The United Kingdom: a nation of renters
We might think of ourselves as a nation of homeowners – homes as castles and all that – but over the long run, we’ve been a nation of renters.
Most people used to rent their homes, farms, or business premises from landlords. Mass ownership only really started a few generations ago.
Today, around one in five homes is rented from private landlords[i]. Put another way, some 4.6 million families live in houses owned by someone who isn’t a local authority, housing association or other regulated organisation.
Other statistics show that just under half of all landlords own one rental property, and nearly half of tenancies were owned by landlords with five or more properties[ii].
In other words, there are a lot of landlords out there – and rental income is a key component of many of our clients’ wealth portfolios.
Given the recent rise of environmental, social and governance approaches to investing in shares and bonds, the question of ‘should ESG also be applied to your rental property?’ is a frequent one.
Let’s start with the E in ESG: environment.
Government data for England shows that private rented dwellings achieve the lowest scores of energy efficiency. Their numbers fall below that of social housing and owner occupiers.[iii]
This discrepancy begs the question: is this because landlords see little advantage in reducing greenhouse gas emissions through better insulation or new technology, such as ground pumps or solar panels? While they lack progression in these things, social landlords and homeowners are installing them in old and new buildings alike.
Landlords who wish to upgrade their environmental approach are likely to find a willing tenant audience. Most tenants are in the 25-44 age bracket – 57% of them to be exact[iv]. This is ‘generation Z’, the very same demographic most interested in sustainability. According to the World Economic Forum, they are not only principally motivated by sustainability factors in lifestyle choices – but are also most likely to influence other generations about sustainable issues[v].
These are the people who pay your rental income. They hope for environmentally friendly features as standard, from insulation that keeps heating bills down to low-energy bulbs that minimise electricity use. And, increasingly, regulations such as Minimum Energy Efficiency Standards are mandating landlords to take such measures.
Setting the right tone
Now for the S in ESG: social. Social factors are perhaps the easiest to get right. You’re probably doing it already.
Intuitively, landlords who respect tenants’ privacy rights and seek their permission before entering their home, except in emergency or when permitted by law, are probably going to have better working relationships with renters. This can also mean open lines of communication and prompt responses to concerns or complaints.

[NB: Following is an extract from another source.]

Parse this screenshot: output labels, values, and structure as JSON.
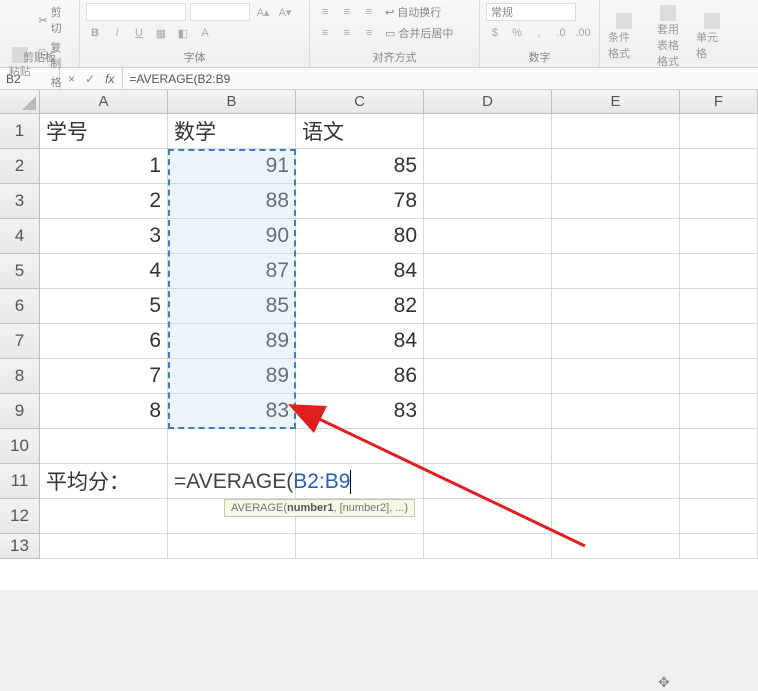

Many renters will be experiencing financial difficulties or other challenges. Research[vi] last winter suggested there are 1.3 million privately renting households who were both in serious financial difficulty and are worried about the following 12 months.

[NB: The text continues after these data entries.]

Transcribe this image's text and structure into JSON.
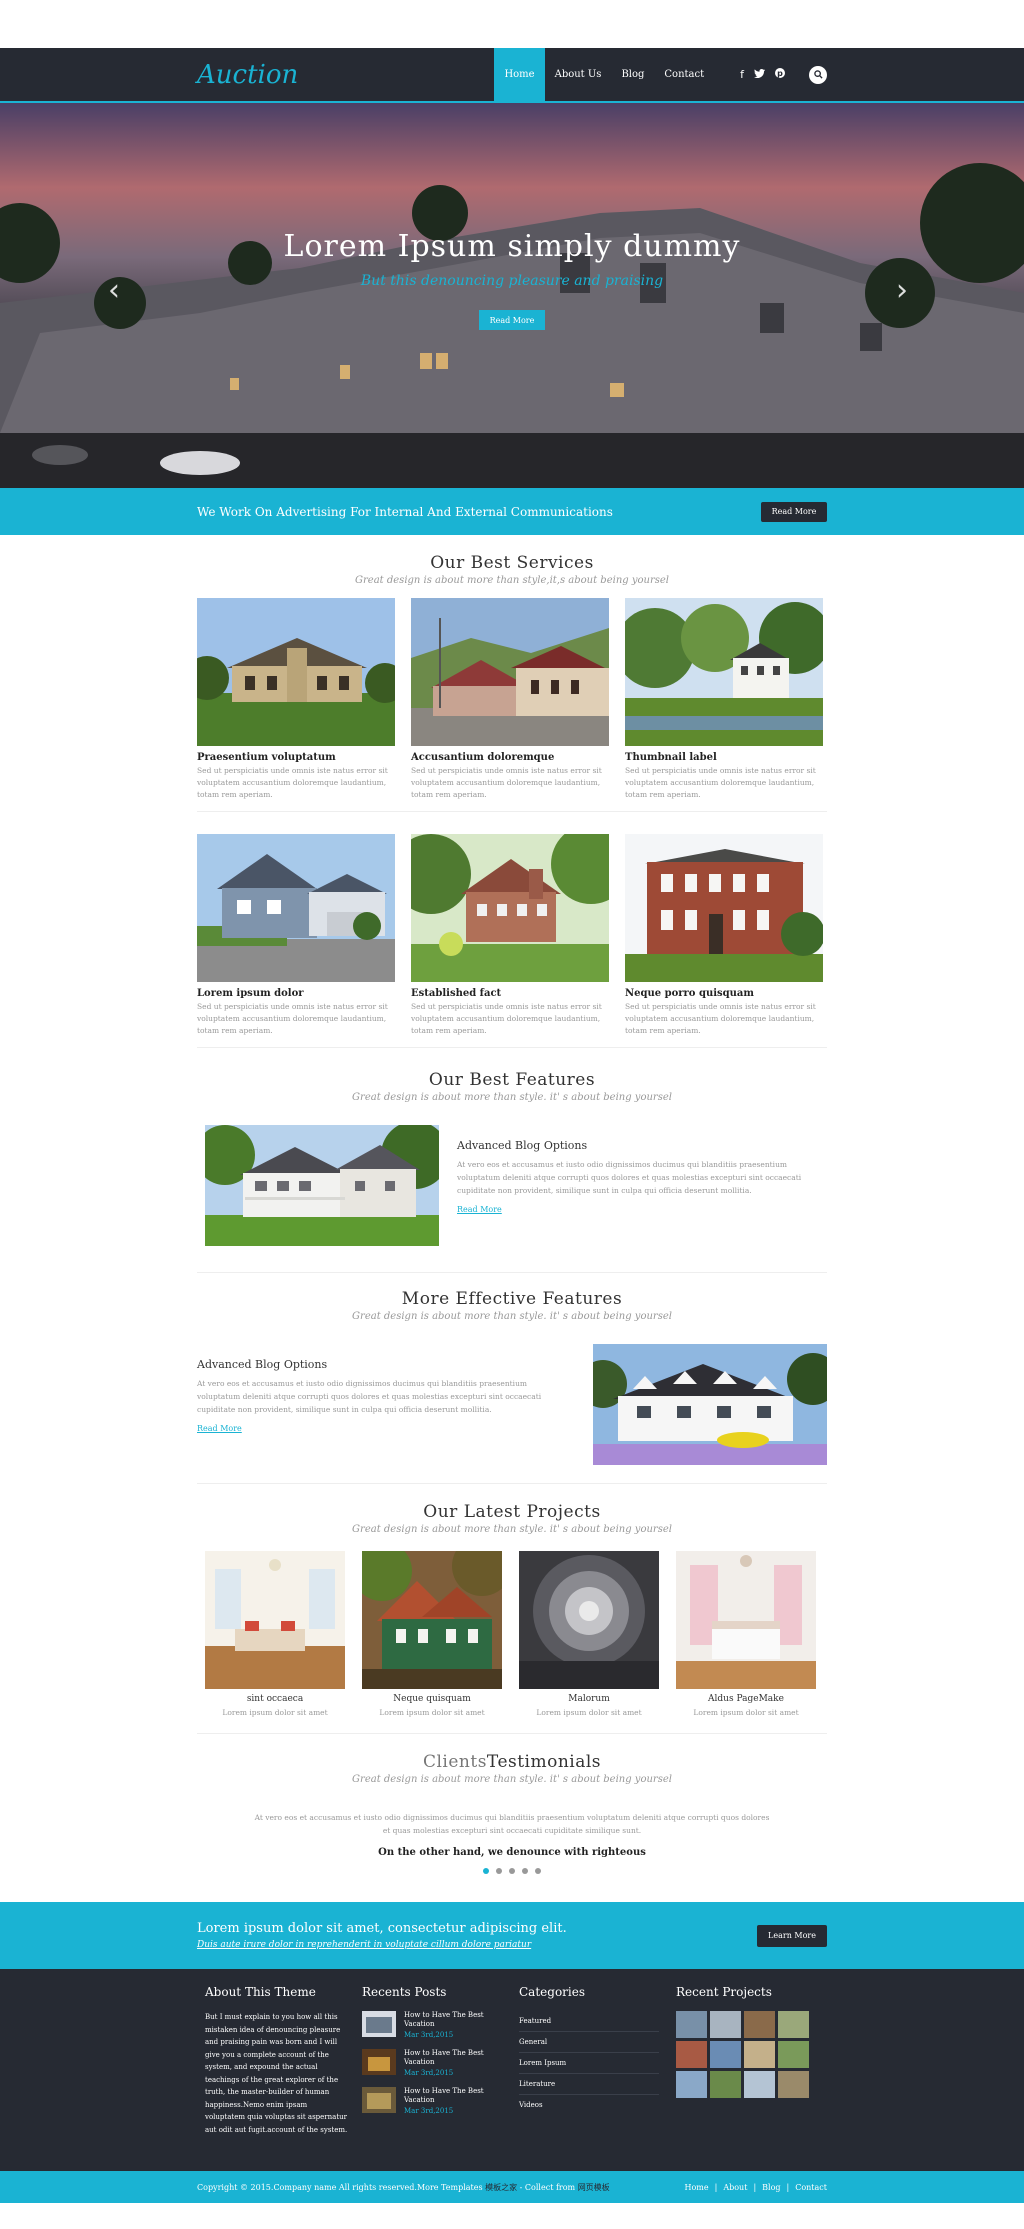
{
  "header": {
    "logo": "Auction",
    "nav": [
      "Home",
      "About Us",
      "Blog",
      "Contact"
    ],
    "social_icons": [
      "facebook-icon",
      "twitter-icon",
      "pinterest-icon"
    ]
  },
  "hero": {
    "title": "Lorem Ipsum simply dummy",
    "subtitle": "But this denouncing pleasure and praising",
    "button": "Read More"
  },
  "banner": {
    "text": "We Work On Advertising For Internal And External Communications",
    "button": "Read More"
  },
  "services": {
    "title": "Our Best Services",
    "subtitle": "Great design is about more than style,it,s about being yoursel",
    "items": [
      {
        "title": "Praesentium voluptatum",
        "text": "Sed ut perspiciatis unde omnis iste natus error sit voluptatem accusantium doloremque laudantium, totam rem aperiam."
      },
      {
        "title": "Accusantium doloremque",
        "text": "Sed ut perspiciatis unde omnis iste natus error sit voluptatem accusantium doloremque laudantium, totam rem aperiam."
      },
      {
        "title": "Thumbnail label",
        "text": "Sed ut perspiciatis unde omnis iste natus error sit voluptatem accusantium doloremque laudantium, totam rem aperiam."
      },
      {
        "title": "Lorem ipsum dolor",
        "text": "Sed ut perspiciatis unde omnis iste natus error sit voluptatem accusantium doloremque laudantium, totam rem aperiam."
      },
      {
        "title": "Established fact",
        "text": "Sed ut perspiciatis unde omnis iste natus error sit voluptatem accusantium doloremque laudantium, totam rem aperiam."
      },
      {
        "title": "Neque porro quisquam",
        "text": "Sed ut perspiciatis unde omnis iste natus error sit voluptatem accusantium doloremque laudantium, totam rem aperiam."
      }
    ]
  },
  "features": {
    "title": "Our Best Features",
    "subtitle": "Great design is about more than style. it' s about being yoursel",
    "heading": "Advanced Blog Options",
    "text": "At vero eos et accusamus et iusto odio dignissimos ducimus qui blanditiis praesentium voluptatum deleniti atque corrupti quos dolores et quas molestias excepturi sint occaecati cupiditate non provident, similique sunt in culpa qui officia deserunt mollitia.",
    "link": "Read More"
  },
  "more_features": {
    "title": "More Effective Features",
    "subtitle": "Great design is about more than style. it' s about being yoursel",
    "heading": "Advanced Blog Options",
    "text": "At vero eos et accusamus et iusto odio dignissimos ducimus qui blanditiis praesentium voluptatum deleniti atque corrupti quos dolores et quas molestias excepturi sint occaecati cupiditate non provident, similique sunt in culpa qui officia deserunt mollitia.",
    "link": "Read More"
  },
  "projects": {
    "title": "Our Latest Projects",
    "subtitle": "Great design is about more than style. it' s about being yoursel",
    "items": [
      {
        "name": "sint occaeca",
        "text": "Lorem ipsum dolor sit amet"
      },
      {
        "name": "Neque quisquam",
        "text": "Lorem ipsum dolor sit amet"
      },
      {
        "name": "Malorum",
        "text": "Lorem ipsum dolor sit amet"
      },
      {
        "name": "Aldus PageMake",
        "text": "Lorem ipsum dolor sit amet"
      }
    ]
  },
  "testimonials": {
    "title_a": "Clients",
    "title_b": "Testimonials",
    "subtitle": "Great design is about more than style. it' s about being yoursel",
    "body": "At vero eos et accusamus et iusto odio dignissimos ducimus qui blanditiis praesentium voluptatum deleniti atque corrupti quos dolores et quas molestias excepturi sint occaecati cupiditate similique sunt.",
    "quote": "On the other hand, we denounce with righteous"
  },
  "cta": {
    "title": "Lorem ipsum dolor sit amet, consectetur adipiscing elit.",
    "subtitle": "Duis aute irure dolor in reprehenderit in voluptate cillum dolore pariatur",
    "button": "Learn More"
  },
  "footer": {
    "about_title": "About This Theme",
    "about_text": "But I must explain to you how all this mistaken idea of denouncing pleasure and praising pain was born and I will give you a complete account of the system, and expound the actual teachings of the great explorer of the truth, the master-builder of human happiness.Nemo enim ipsam voluptatem quia voluptas sit aspernatur aut odit aut fugit.account of the system.",
    "posts_title": "Recents Posts",
    "posts": [
      {
        "title": "How to Have The Best Vacation",
        "date": "Mar 3rd,2015"
      },
      {
        "title": "How to Have The Best Vacation",
        "date": "Mar 3rd,2015"
      },
      {
        "title": "How to Have The Best Vacation",
        "date": "Mar 3rd,2015"
      }
    ],
    "categories_title": "Categories",
    "categories": [
      "Featured",
      "General",
      "Lorem Ipsum",
      "Literature",
      "Videos"
    ],
    "projects_title": "Recent Projects"
  },
  "bottom": {
    "copyright": "Copyright © 2015.Company name All rights reserved.More Templates ",
    "site1": "模板之家",
    "mid": " - Collect from ",
    "site2": "网页模板",
    "links": [
      "Home",
      "About",
      "Blog",
      "Contact"
    ]
  },
  "colors": {
    "accent": "#1ab3d3",
    "dark": "#262a33"
  }
}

That’s almost a third of all households in this sector. Such renters will hope for compassion and forbearance, making your commitment to the social even more important than before.

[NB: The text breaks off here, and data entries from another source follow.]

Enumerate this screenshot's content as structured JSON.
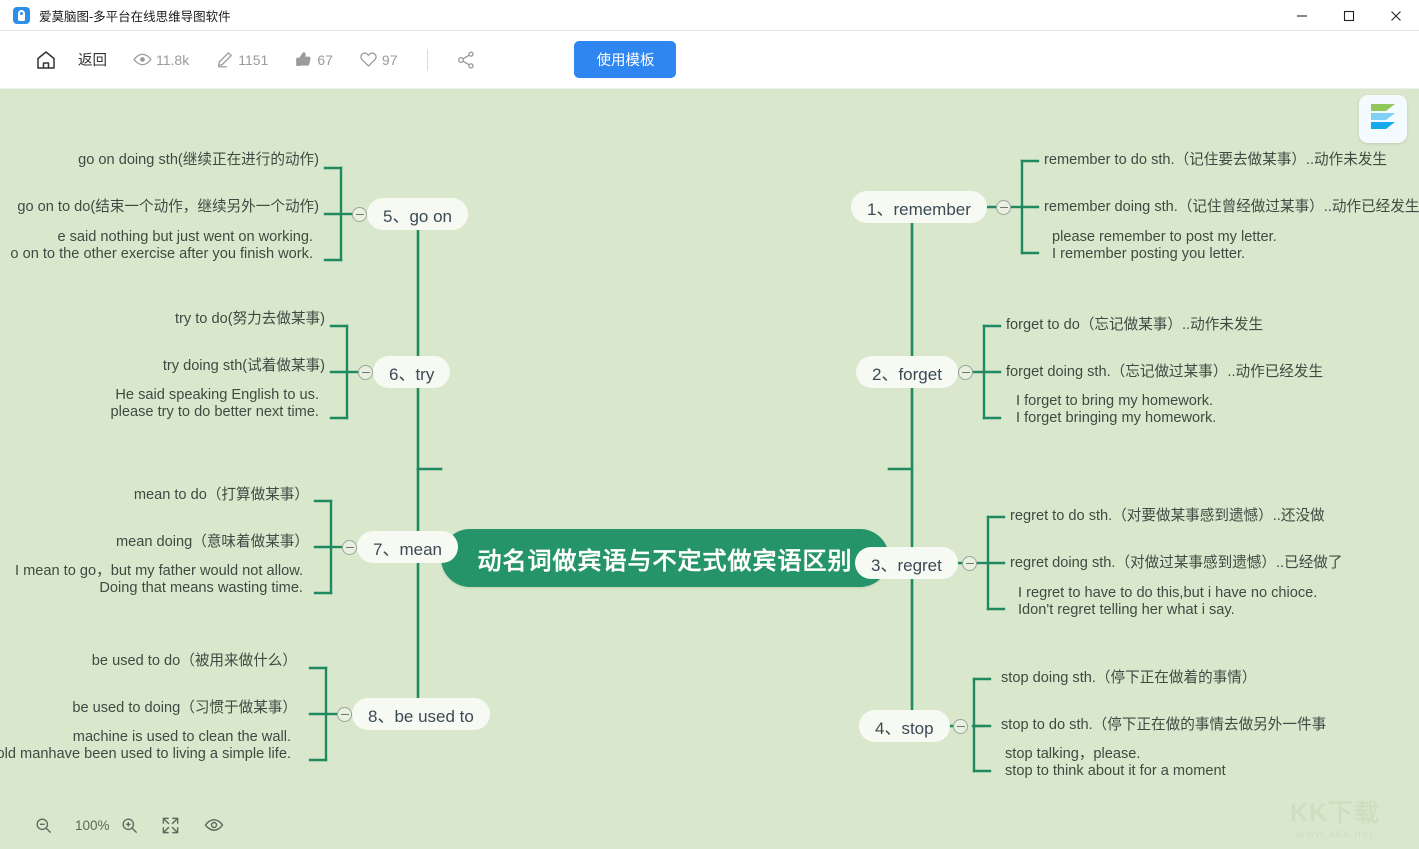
{
  "window": {
    "title": "爱莫脑图-多平台在线思维导图软件",
    "app_icon": "app-logo-icon",
    "controls": {
      "minimize": "minimize-icon",
      "maximize": "maximize-icon",
      "close": "close-icon"
    }
  },
  "toolbar": {
    "home_icon": "home-icon",
    "back_label": "返回",
    "stats": [
      {
        "icon": "eye-icon",
        "name": "views",
        "value": "11.8k"
      },
      {
        "icon": "pencil-icon",
        "name": "edits",
        "value": "1151"
      },
      {
        "icon": "thumbs-up-icon",
        "name": "likes",
        "value": "67"
      },
      {
        "icon": "heart-icon",
        "name": "favs",
        "value": "97"
      }
    ],
    "share_icon": "share-icon",
    "use_template_label": "使用模板"
  },
  "canvas": {
    "logo_icon": "brand-logo-icon",
    "center": {
      "title": "动名词做宾语与不定式做宾语区别"
    },
    "branches_right": [
      {
        "title": "1、remember",
        "leaves": [
          {
            "line1": "remember to do sth.（记住要去做某事）..动作未发生"
          },
          {
            "line1": "remember doing sth.（记住曾经做过某事）..动作已经发生"
          },
          {
            "line1": "please remember to post my letter.",
            "line2": "I remember posting you letter."
          }
        ]
      },
      {
        "title": "2、forget",
        "leaves": [
          {
            "line1": "forget to do（忘记做某事）..动作未发生"
          },
          {
            "line1": "forget doing sth.（忘记做过某事）..动作已经发生"
          },
          {
            "line1": "I forget to bring my homework.",
            "line2": "I forget  bringing my homework."
          }
        ]
      },
      {
        "title": "3、regret",
        "leaves": [
          {
            "line1": "regret to do sth.（对要做某事感到遗憾）..还没做"
          },
          {
            "line1": "regret doing sth.（对做过某事感到遗憾）..已经做了"
          },
          {
            "line1": "I regret to have to do this,but i have no chioce.",
            "line2": "Idon't regret telling her what i say."
          }
        ]
      },
      {
        "title": "4、stop",
        "leaves": [
          {
            "line1": "stop doing sth.（停下正在做着的事情）"
          },
          {
            "line1": "stop to do sth.（停下正在做的事情去做另外一件事"
          },
          {
            "line1": "stop talking，please.",
            "line2": "stop to think about it for a moment"
          }
        ]
      }
    ],
    "branches_left": [
      {
        "title": "5、go on",
        "leaves": [
          {
            "line1": "go on doing sth(继续正在进行的动作)"
          },
          {
            "line1": "go on to do(结束一个动作，继续另外一个动作)"
          },
          {
            "line1": "e said nothing but just went on working.",
            "line2": "o on to the other exercise after you finish work."
          }
        ]
      },
      {
        "title": "6、try",
        "leaves": [
          {
            "line1": "try to do(努力去做某事)"
          },
          {
            "line1": "try doing sth(试着做某事)"
          },
          {
            "line1": "He said speaking English to us.",
            "line2": "please try to do better next time."
          }
        ]
      },
      {
        "title": "7、mean",
        "leaves": [
          {
            "line1": "mean to do（打算做某事）"
          },
          {
            "line1": "mean doing（意味着做某事）"
          },
          {
            "line1": "I mean to go，but my father would not allow.",
            "line2": "Doing that means wasting time."
          }
        ]
      },
      {
        "title": "8、be used to",
        "leaves": [
          {
            "line1": "be used to do（被用来做什么）"
          },
          {
            "line1": "be used to doing（习惯于做某事）"
          },
          {
            "line1": "machine is used to clean the wall.",
            "line2": "old manhave been used to living a simple life."
          }
        ]
      }
    ]
  },
  "bottombar": {
    "zoom_out_icon": "zoom-out-icon",
    "zoom_level": "100%",
    "zoom_in_icon": "zoom-in-icon",
    "fit_icon": "fit-screen-icon",
    "preview_icon": "eye-icon"
  },
  "watermark": {
    "top": "KK下载",
    "bottom": "www.kkx.net"
  },
  "colors": {
    "canvas_bg": "#d9e8cd",
    "branch_line": "#1f8a5f",
    "center_fill": "#259469",
    "accent_button": "#2f86f0"
  }
}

Getting the regulation right
Finally, let’s talk about the G: governance. Not so long ago, landlords could do almost whatever they liked.
Now, it’s a well governed and regulated sector – and not all that oversight comes from central authorities.
This year is arguably seeing some of the biggest changes to the laws and rules that landlords must adhere to. The end of the second home tax ‘loophole’, the energy efficiency standards mentioned above, and the renters reform bill are just three major changes facing landlords. The latter includes more clarity on what is expected of landlords, plus a new ombudsman for tenants.
But pressure isn’t just coming from above. These days we are all pretty familiar with publicly rating our experiences – from restaurants to rides, holidays to healthcare – and now tenants are rating their landlords.
Websites like Marks out of Tenancy and Asktenants enable anyone renting a property to publicly comment on their experiences. For any landlords that care about their public reputation, public ratings such as these (impacted by the ways in which you govern your properties) are now essential considerations.
Owning rental property within your portfolio may now be a little more complex once ESG is factored in. But – as with your shares, bonds, and other assets – ESG is designed to improve the experience for all parties and generate positive returns beyond the purely financial.
This document is marketing material for a retail audience and does not constitute advice or recommendations. Past performance is not a guide to future performance and may not be repeated. The value of investments and the income from them may go down as well as up and investors may not get back the amount originally invested.